_Exercise description_:
Line by line, retype the material exactly and leave each picture out.
- Opening Delimiter -
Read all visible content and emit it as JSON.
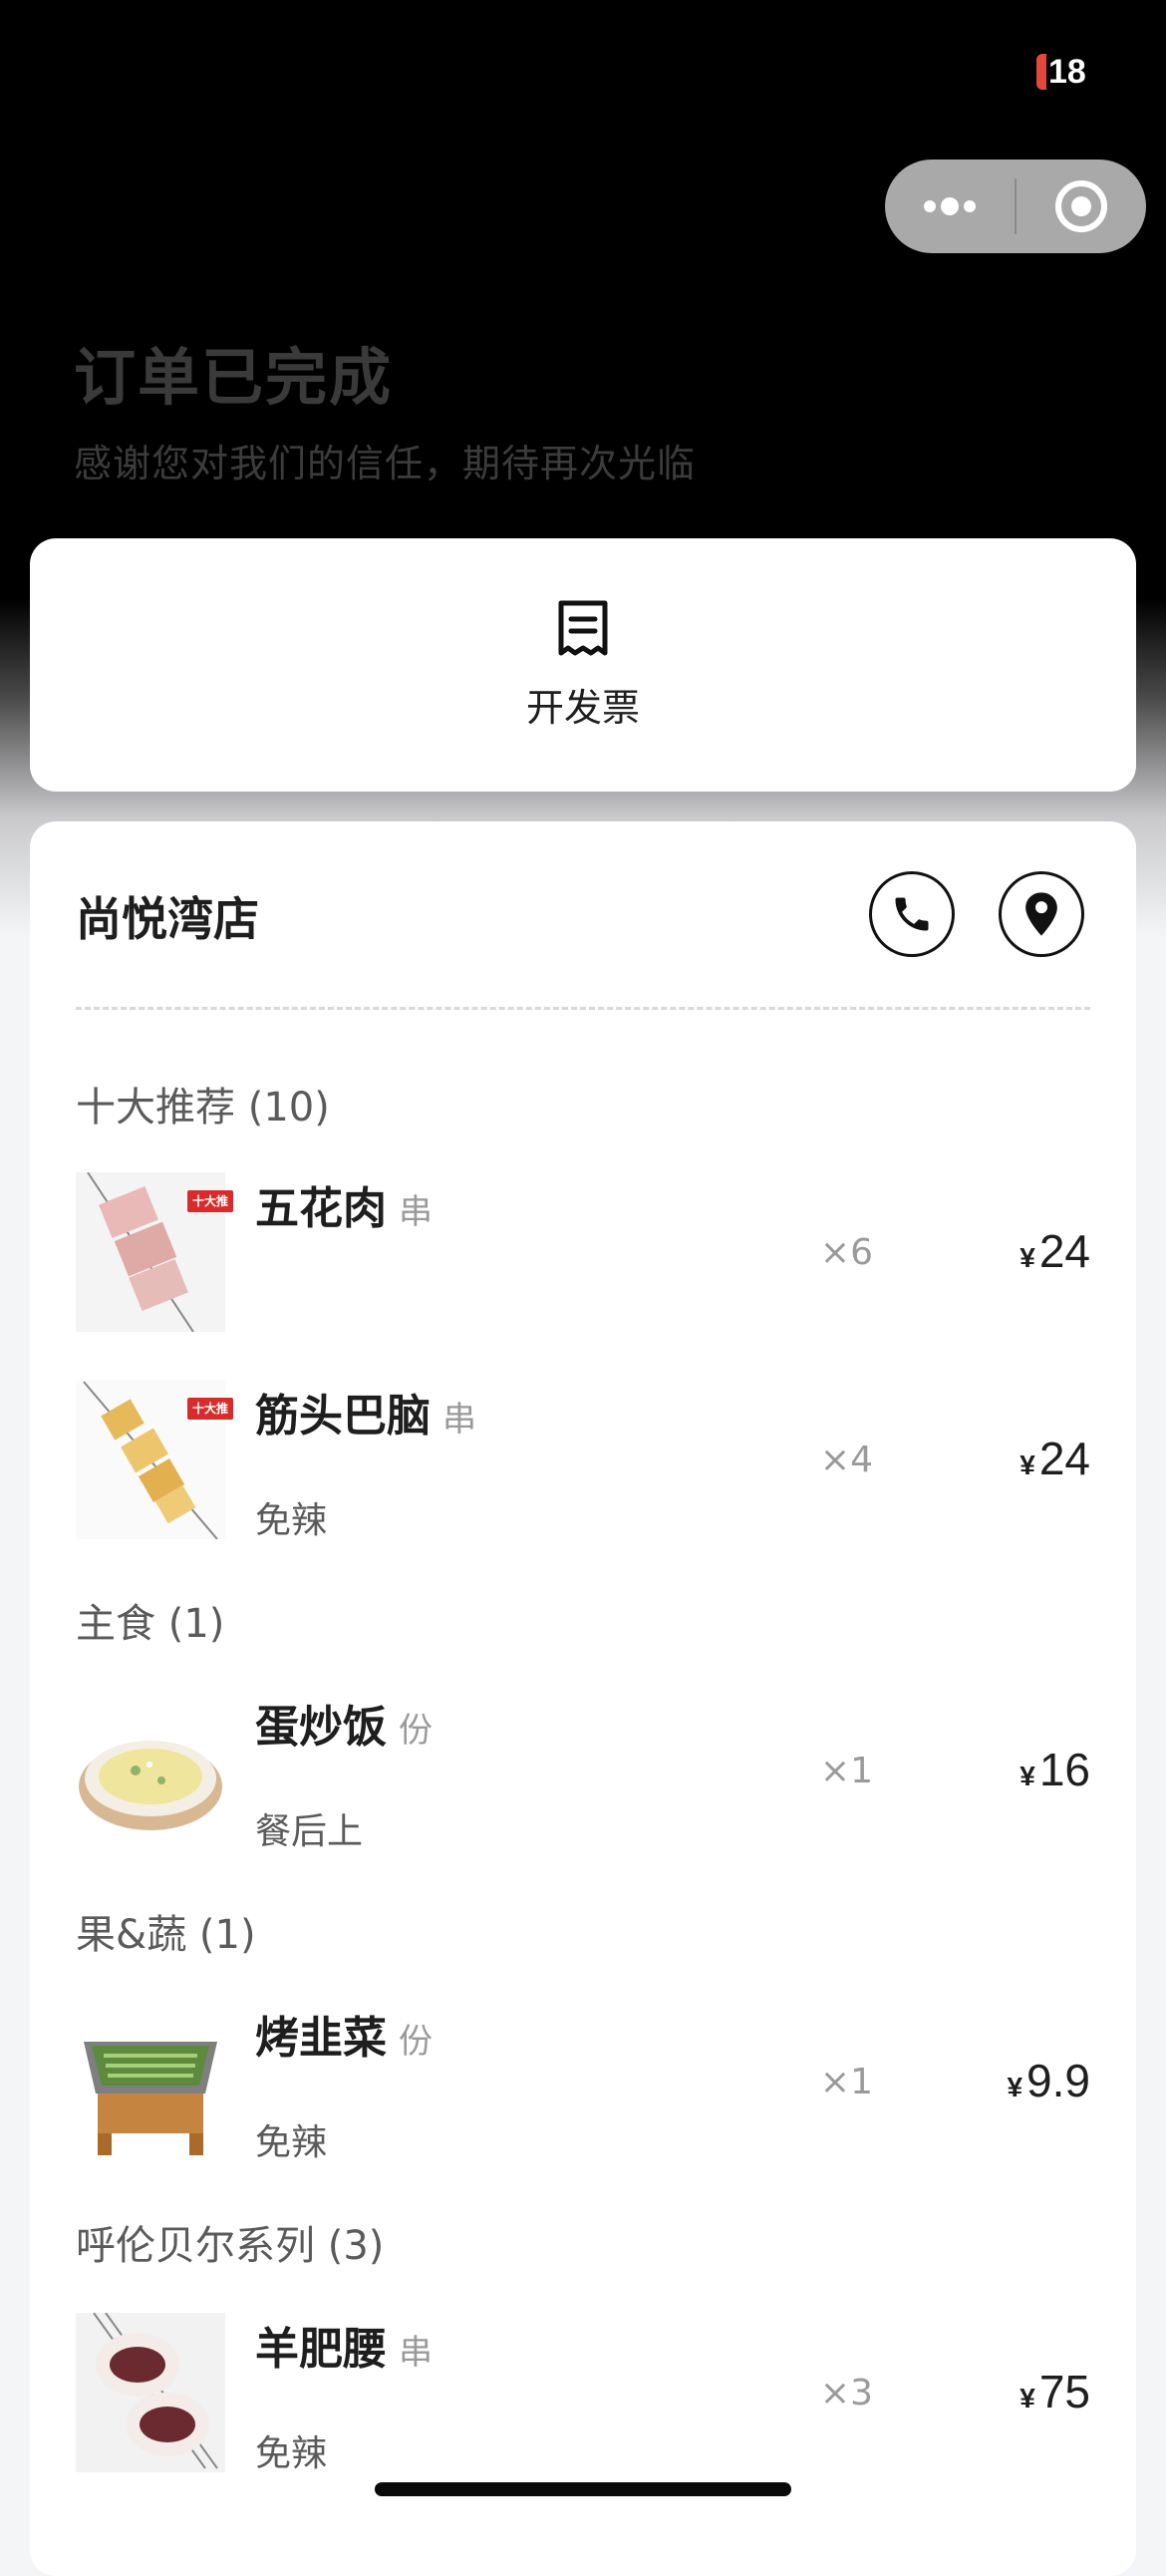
{
  "status_bar": {
    "battery": "18"
  },
  "header": {
    "title": "订单已完成",
    "subtitle": "感谢您对我们的信任，期待再次光临"
  },
  "invoice": {
    "label": "开发票"
  },
  "store": {
    "name": "尚悦湾店"
  },
  "badge_text": "十大推",
  "sections": [
    {
      "title": "十大推荐 (10)"
    },
    {
      "title": "主食 (1)"
    },
    {
      "title": "果&蔬 (1)"
    },
    {
      "title": "呼伦贝尔系列 (3)"
    }
  ],
  "items": [
    {
      "name": "五花肉",
      "unit": "串",
      "note": "",
      "qty": "×6",
      "currency": "¥",
      "price": "24"
    },
    {
      "name": "筋头巴脑",
      "unit": "串",
      "note": "免辣",
      "qty": "×4",
      "currency": "¥",
      "price": "24"
    },
    {
      "name": "蛋炒饭",
      "unit": "份",
      "note": "餐后上",
      "qty": "×1",
      "currency": "¥",
      "price": "16"
    },
    {
      "name": "烤韭菜",
      "unit": "份",
      "note": "免辣",
      "qty": "×1",
      "currency": "¥",
      "price": "9.9"
    },
    {
      "name": "羊肥腰",
      "unit": "串",
      "note": "免辣",
      "qty": "×3",
      "currency": "¥",
      "price": "75"
    }
  ],
  "colors": {
    "battery_low": "#e4483b",
    "badge_red": "#d92b2b"
  },
  "icons": [
    "more-dots-icon",
    "close-target-icon",
    "receipt-icon",
    "phone-icon",
    "location-pin-icon"
  ]
}
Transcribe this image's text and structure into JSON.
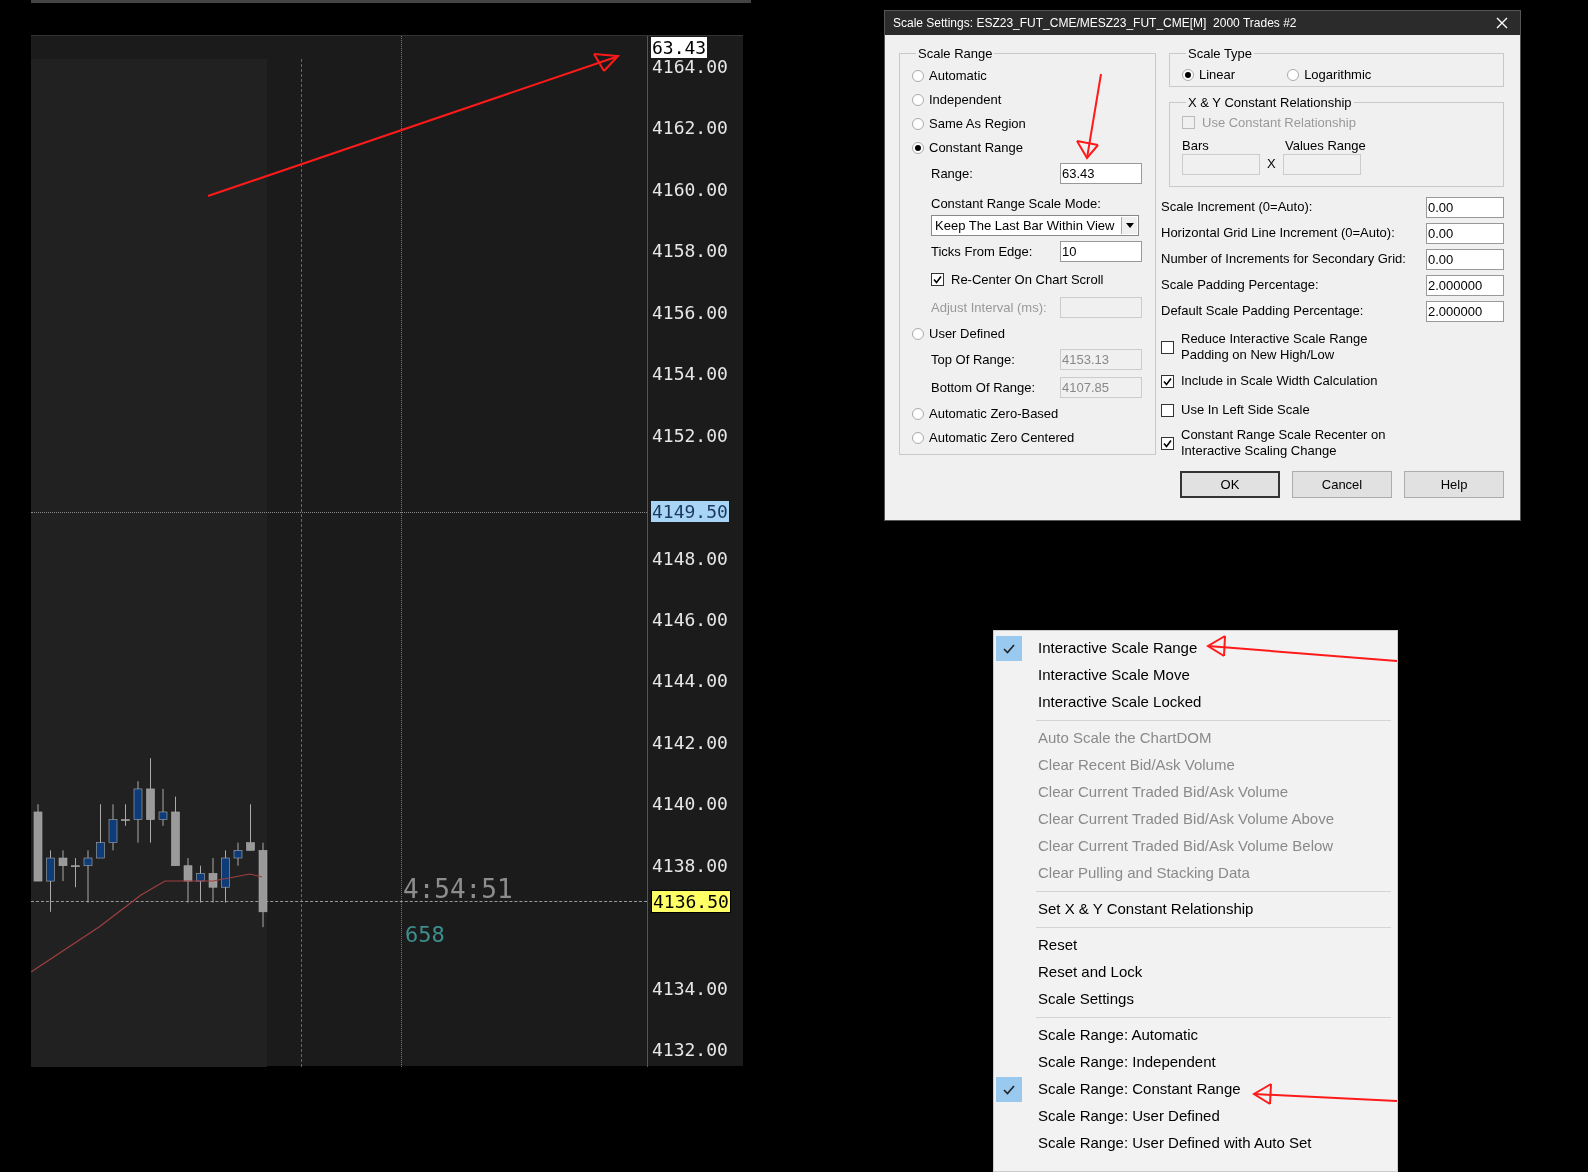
{
  "chart": {
    "price_labels": [
      "4164.00",
      "4162.00",
      "4160.00",
      "4158.00",
      "4156.00",
      "4154.00",
      "4152.00",
      "4148.00",
      "4146.00",
      "4144.00",
      "4142.00",
      "4140.00",
      "4138.00",
      "4134.00",
      "4132.00"
    ],
    "range_label": "63.43",
    "crosshair_price": "4149.50",
    "last_price": "4136.50",
    "bar_timer": "4:54:51",
    "volume": "658"
  },
  "dialog": {
    "title": "Scale Settings: ESZ23_FUT_CME/MESZ23_FUT_CME[M]  2000 Trades #2",
    "scale_range": {
      "legend": "Scale Range",
      "items": [
        {
          "kind": "radio",
          "label": "Automatic",
          "selected": false
        },
        {
          "kind": "radio",
          "label": "Independent",
          "selected": false
        },
        {
          "kind": "radio",
          "label": "Same As Region",
          "selected": false
        },
        {
          "kind": "radio",
          "label": "Constant Range",
          "selected": true
        },
        {
          "kind": "field",
          "label": "Range:",
          "value": "63.43",
          "disabled": false,
          "dimmed": false
        },
        {
          "kind": "label",
          "label": "Constant Range Scale Mode:"
        },
        {
          "kind": "select",
          "value": "Keep The Last Bar Within View"
        },
        {
          "kind": "field",
          "label": "Ticks From Edge:",
          "value": "10",
          "disabled": false,
          "dimmed": false
        },
        {
          "kind": "checkbox",
          "label": "Re-Center On Chart Scroll",
          "checked": true
        },
        {
          "kind": "field",
          "label": "Adjust Interval (ms):",
          "disabled": true,
          "dimmed": true
        },
        {
          "kind": "radio",
          "label": "User Defined",
          "selected": false
        },
        {
          "kind": "field",
          "label": "Top Of Range:",
          "value": "4153.13",
          "disabled": true,
          "dimmed": false
        },
        {
          "kind": "field",
          "label": "Bottom Of Range:",
          "value": "4107.85",
          "disabled": true,
          "dimmed": false
        },
        {
          "kind": "radio",
          "label": "Automatic Zero-Based",
          "selected": false
        },
        {
          "kind": "radio",
          "label": "Automatic Zero Centered",
          "selected": false
        }
      ]
    },
    "scale_type": {
      "legend": "Scale Type",
      "options": [
        {
          "label": "Linear",
          "selected": true
        },
        {
          "label": "Logarithmic",
          "selected": false
        }
      ]
    },
    "xy_relationship": {
      "legend": "X & Y Constant Relationship",
      "checkbox": {
        "label": "Use Constant Relationship",
        "checked": false,
        "disabled": true
      },
      "bars_label": "Bars",
      "values_label": "Values Range",
      "times_label": "X"
    },
    "fields": [
      {
        "label": "Scale Increment (0=Auto):",
        "value": "0.00"
      },
      {
        "label": "Horizontal Grid Line Increment (0=Auto):",
        "value": "0.00"
      },
      {
        "label": "Number of Increments for Secondary Grid:",
        "value": "0.00"
      },
      {
        "label": "Scale Padding Percentage:",
        "value": "2.000000"
      },
      {
        "label": "Default Scale Padding Percentage:",
        "value": "2.000000"
      }
    ],
    "checkboxes": [
      {
        "label": "Reduce Interactive Scale Range Padding on New High/Low",
        "checked": false
      },
      {
        "label": "Include in Scale Width Calculation",
        "checked": true
      },
      {
        "label": "Use In Left Side Scale",
        "checked": false
      },
      {
        "label": "Constant Range Scale Recenter on Interactive Scaling Change",
        "checked": true
      }
    ],
    "buttons": [
      {
        "label": "OK",
        "default": true
      },
      {
        "label": "Cancel",
        "default": false
      },
      {
        "label": "Help",
        "default": false
      }
    ]
  },
  "menu": {
    "items": [
      {
        "kind": "item",
        "label": "Interactive Scale Range",
        "checked": true,
        "disabled": false
      },
      {
        "kind": "item",
        "label": "Interactive Scale Move",
        "checked": false,
        "disabled": false
      },
      {
        "kind": "item",
        "label": "Interactive Scale Locked",
        "checked": false,
        "disabled": false
      },
      {
        "kind": "separator"
      },
      {
        "kind": "item",
        "label": "Auto Scale the ChartDOM",
        "checked": false,
        "disabled": true
      },
      {
        "kind": "item",
        "label": "Clear Recent Bid/Ask Volume",
        "checked": false,
        "disabled": true
      },
      {
        "kind": "item",
        "label": "Clear Current Traded Bid/Ask Volume",
        "checked": false,
        "disabled": true
      },
      {
        "kind": "item",
        "label": "Clear Current Traded Bid/Ask Volume Above",
        "checked": false,
        "disabled": true
      },
      {
        "kind": "item",
        "label": "Clear Current Traded Bid/Ask Volume Below",
        "checked": false,
        "disabled": true
      },
      {
        "kind": "item",
        "label": "Clear Pulling and Stacking Data",
        "checked": false,
        "disabled": true
      },
      {
        "kind": "separator"
      },
      {
        "kind": "item",
        "label": "Set X & Y Constant Relationship",
        "checked": false,
        "disabled": false
      },
      {
        "kind": "separator"
      },
      {
        "kind": "item",
        "label": "Reset",
        "checked": false,
        "disabled": false
      },
      {
        "kind": "item",
        "label": "Reset and Lock",
        "checked": false,
        "disabled": false
      },
      {
        "kind": "item",
        "label": "Scale Settings",
        "checked": false,
        "disabled": false
      },
      {
        "kind": "separator"
      },
      {
        "kind": "item",
        "label": "Scale Range: Automatic",
        "checked": false,
        "disabled": false
      },
      {
        "kind": "item",
        "label": "Scale Range: Independent",
        "checked": false,
        "disabled": false
      },
      {
        "kind": "item",
        "label": "Scale Range: Constant Range",
        "checked": true,
        "disabled": false
      },
      {
        "kind": "item",
        "label": "Scale Range: User Defined",
        "checked": false,
        "disabled": false
      },
      {
        "kind": "item",
        "label": "Scale Range: User Defined with Auto Set",
        "checked": false,
        "disabled": false
      }
    ]
  }
}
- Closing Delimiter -
_Output below_:
Read all visible content and emit it as JSON.
{
  "status_bar": {
    "battery": "18"
  },
  "header": {
    "title": "订单已完成",
    "subtitle": "感谢您对我们的信任，期待再次光临"
  },
  "invoice": {
    "label": "开发票"
  },
  "store": {
    "name": "尚悦湾店"
  },
  "badge_text": "十大推",
  "sections": [
    {
      "title": "十大推荐 (10)"
    },
    {
      "title": "主食 (1)"
    },
    {
      "title": "果&蔬 (1)"
    },
    {
      "title": "呼伦贝尔系列 (3)"
    }
  ],
  "items": [
    {
      "name": "五花肉",
      "unit": "串",
      "note": "",
      "qty": "×6",
      "currency": "¥",
      "price": "24"
    },
    {
      "name": "筋头巴脑",
      "unit": "串",
      "note": "免辣",
      "qty": "×4",
      "currency": "¥",
      "price": "24"
    },
    {
      "name": "蛋炒饭",
      "unit": "份",
      "note": "餐后上",
      "qty": "×1",
      "currency": "¥",
      "price": "16"
    },
    {
      "name": "烤韭菜",
      "unit": "份",
      "note": "免辣",
      "qty": "×1",
      "currency": "¥",
      "price": "9.9"
    },
    {
      "name": "羊肥腰",
      "unit": "串",
      "note": "免辣",
      "qty": "×3",
      "currency": "¥",
      "price": "75"
    }
  ],
  "colors": {
    "battery_low": "#e4483b",
    "badge_red": "#d92b2b"
  },
  "icons": [
    "more-dots-icon",
    "close-target-icon",
    "receipt-icon",
    "phone-icon",
    "location-pin-icon"
  ]
}
Transcribe this image's text and structure into JSON.
{
  "chart": {
    "price_labels": [
      "4164.00",
      "4162.00",
      "4160.00",
      "4158.00",
      "4156.00",
      "4154.00",
      "4152.00",
      "4148.00",
      "4146.00",
      "4144.00",
      "4142.00",
      "4140.00",
      "4138.00",
      "4134.00",
      "4132.00"
    ],
    "range_label": "63.43",
    "crosshair_price": "4149.50",
    "last_price": "4136.50",
    "bar_timer": "4:54:51",
    "volume": "658"
  },
  "dialog": {
    "title": "Scale Settings: ESZ23_FUT_CME/MESZ23_FUT_CME[M]  2000 Trades #2",
    "scale_range": {
      "legend": "Scale Range",
      "items": [
        {
          "kind": "radio",
          "label": "Automatic",
          "selected": false
        },
        {
          "kind": "radio",
          "label": "Independent",
          "selected": false
        },
        {
          "kind": "radio",
          "label": "Same As Region",
          "selected": false
        },
        {
          "kind": "radio",
          "label": "Constant Range",
          "selected": true
        },
        {
          "kind": "field",
          "label": "Range:",
          "value": "63.43",
          "disabled": false,
          "dimmed": false
        },
        {
          "kind": "label",
          "label": "Constant Range Scale Mode:"
        },
        {
          "kind": "select",
          "value": "Keep The Last Bar Within View"
        },
        {
          "kind": "field",
          "label": "Ticks From Edge:",
          "value": "10",
          "disabled": false,
          "dimmed": false
        },
        {
          "kind": "checkbox",
          "label": "Re-Center On Chart Scroll",
          "checked": true
        },
        {
          "kind": "field",
          "label": "Adjust Interval (ms):",
          "disabled": true,
          "dimmed": true
        },
        {
          "kind": "radio",
          "label": "User Defined",
          "selected": false
        },
        {
          "kind": "field",
          "label": "Top Of Range:",
          "value": "4153.13",
          "disabled": true,
          "dimmed": false
        },
        {
          "kind": "field",
          "label": "Bottom Of Range:",
          "value": "4107.85",
          "disabled": true,
          "dimmed": false
        },
        {
          "kind": "radio",
          "label": "Automatic Zero-Based",
          "selected": false
        },
        {
          "kind": "radio",
          "label": "Automatic Zero Centered",
          "selected": false
        }
      ]
    },
    "scale_type": {
      "legend": "Scale Type",
      "options": [
        {
          "label": "Linear",
          "selected": true
        },
        {
          "label": "Logarithmic",
          "selected": false
        }
      ]
    },
    "xy_relationship": {
      "legend": "X & Y Constant Relationship",
      "checkbox": {
        "label": "Use Constant Relationship",
        "checked": false,
        "disabled": true
      },
      "bars_label": "Bars",
      "values_label": "Values Range",
      "times_label": "X"
    },
    "fields": [
      {
        "label": "Scale Increment (0=Auto):",
        "value": "0.00"
      },
      {
        "label": "Horizontal Grid Line Increment (0=Auto):",
        "value": "0.00"
      },
      {
        "label": "Number of Increments for Secondary Grid:",
        "value": "0.00"
      },
      {
        "label": "Scale Padding Percentage:",
        "value": "2.000000"
      },
      {
        "label": "Default Scale Padding Percentage:",
        "value": "2.000000"
      }
    ],
    "checkboxes": [
      {
        "label": "Reduce Interactive Scale Range Padding on New High/Low",
        "checked": false
      },
      {
        "label": "Include in Scale Width Calculation",
        "checked": true
      },
      {
        "label": "Use In Left Side Scale",
        "checked": false
      },
      {
        "label": "Constant Range Scale Recenter on Interactive Scaling Change",
        "checked": true
      }
    ],
    "buttons": [
      {
        "label": "OK",
        "default": true
      },
      {
        "label": "Cancel",
        "default": false
      },
      {
        "label": "Help",
        "default": false
      }
    ]
  },
  "menu": {
    "items": [
      {
        "kind": "item",
        "label": "Interactive Scale Range",
        "checked": true,
        "disabled": false
      },
      {
        "kind": "item",
        "label": "Interactive Scale Move",
        "checked": false,
        "disabled": false
      },
      {
        "kind": "item",
        "label": "Interactive Scale Locked",
        "checked": false,
        "disabled": false
      },
      {
        "kind": "separator"
      },
      {
        "kind": "item",
        "label": "Auto Scale the ChartDOM",
        "checked": false,
        "disabled": true
      },
      {
        "kind": "item",
        "label": "Clear Recent Bid/Ask Volume",
        "checked": false,
        "disabled": true
      },
      {
        "kind": "item",
        "label": "Clear Current Traded Bid/Ask Volume",
        "checked": false,
        "disabled": true
      },
      {
        "kind": "item",
        "label": "Clear Current Traded Bid/Ask Volume Above",
        "checked": false,
        "disabled": true
      },
      {
        "kind": "item",
        "label": "Clear Current Traded Bid/Ask Volume Below",
        "checked": false,
        "disabled": true
      },
      {
        "kind": "item",
        "label": "Clear Pulling and Stacking Data",
        "checked": false,
        "disabled": true
      },
      {
        "kind": "separator"
      },
      {
        "kind": "item",
        "label": "Set X & Y Constant Relationship",
        "checked": false,
        "disabled": false
      },
      {
        "kind": "separator"
      },
      {
        "kind": "item",
        "label": "Reset",
        "checked": false,
        "disabled": false
      },
      {
        "kind": "item",
        "label": "Reset and Lock",
        "checked": false,
        "disabled": false
      },
      {
        "kind": "item",
        "label": "Scale Settings",
        "checked": false,
        "disabled": false
      },
      {
        "kind": "separator"
      },
      {
        "kind": "item",
        "label": "Scale Range: Automatic",
        "checked": false,
        "disabled": false
      },
      {
        "kind": "item",
        "label": "Scale Range: Independent",
        "checked": false,
        "disabled": false
      },
      {
        "kind": "item",
        "label": "Scale Range: Constant Range",
        "checked": true,
        "disabled": false
      },
      {
        "kind": "item",
        "label": "Scale Range: User Defined",
        "checked": false,
        "disabled": false
      },
      {
        "kind": "item",
        "label": "Scale Range: User Defined with Auto Set",
        "checked": false,
        "disabled": false
      }
    ]
  }
}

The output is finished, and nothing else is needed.